• **EXERCISE PROMPT**
Print each entry as it appears. Images stay out of the copy.

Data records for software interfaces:
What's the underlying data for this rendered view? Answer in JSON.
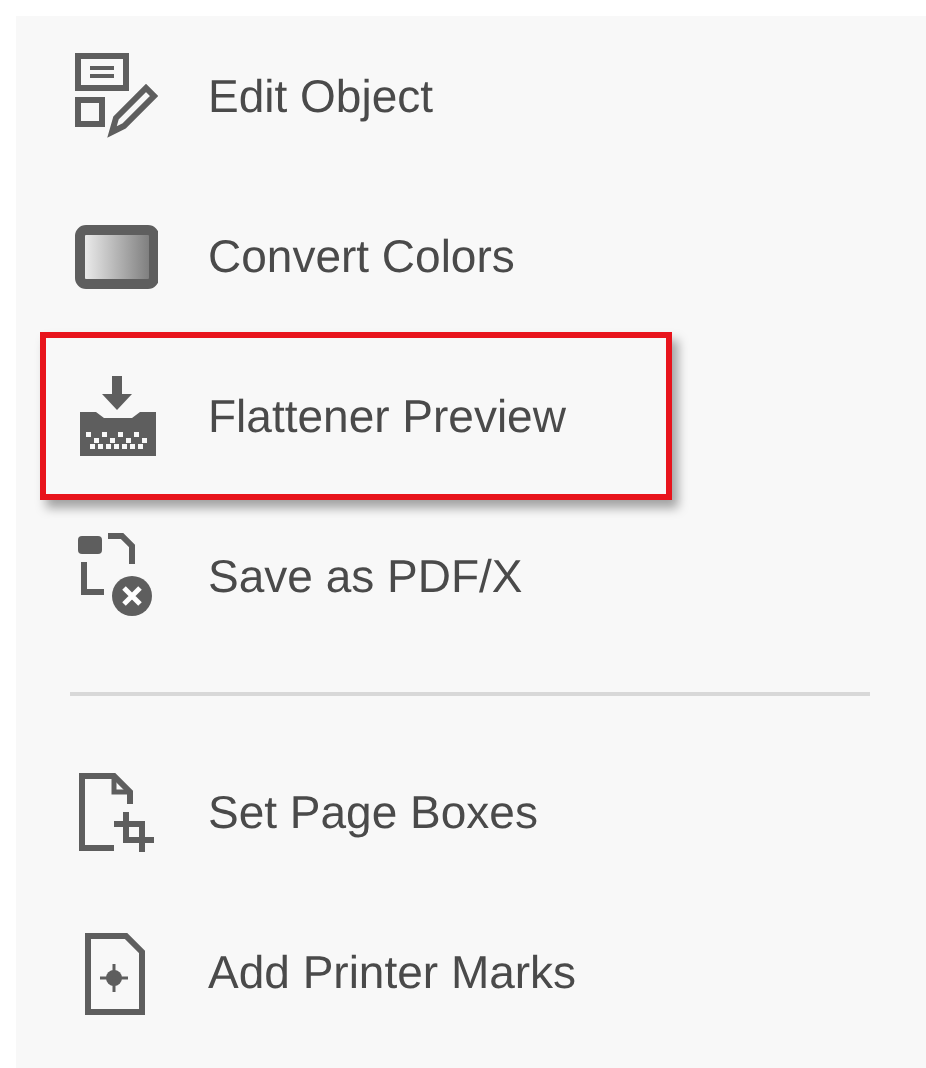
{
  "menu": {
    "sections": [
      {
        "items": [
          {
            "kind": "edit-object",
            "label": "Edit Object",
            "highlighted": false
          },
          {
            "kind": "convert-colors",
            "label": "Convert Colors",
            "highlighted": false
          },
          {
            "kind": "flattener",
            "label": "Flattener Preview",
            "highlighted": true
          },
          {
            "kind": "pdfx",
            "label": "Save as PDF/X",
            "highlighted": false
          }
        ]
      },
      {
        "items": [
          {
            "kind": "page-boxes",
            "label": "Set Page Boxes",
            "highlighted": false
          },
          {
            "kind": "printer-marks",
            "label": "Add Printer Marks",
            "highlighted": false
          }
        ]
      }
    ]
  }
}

• **ANSWER FOR THE TASK**
What's the underlying data for this rendered view? Answer in JSON.
{
  "menu": {
    "sections": [
      {
        "items": [
          {
            "kind": "edit-object",
            "label": "Edit Object",
            "highlighted": false
          },
          {
            "kind": "convert-colors",
            "label": "Convert Colors",
            "highlighted": false
          },
          {
            "kind": "flattener",
            "label": "Flattener Preview",
            "highlighted": true
          },
          {
            "kind": "pdfx",
            "label": "Save as PDF/X",
            "highlighted": false
          }
        ]
      },
      {
        "items": [
          {
            "kind": "page-boxes",
            "label": "Set Page Boxes",
            "highlighted": false
          },
          {
            "kind": "printer-marks",
            "label": "Add Printer Marks",
            "highlighted": false
          }
        ]
      }
    ]
  }
}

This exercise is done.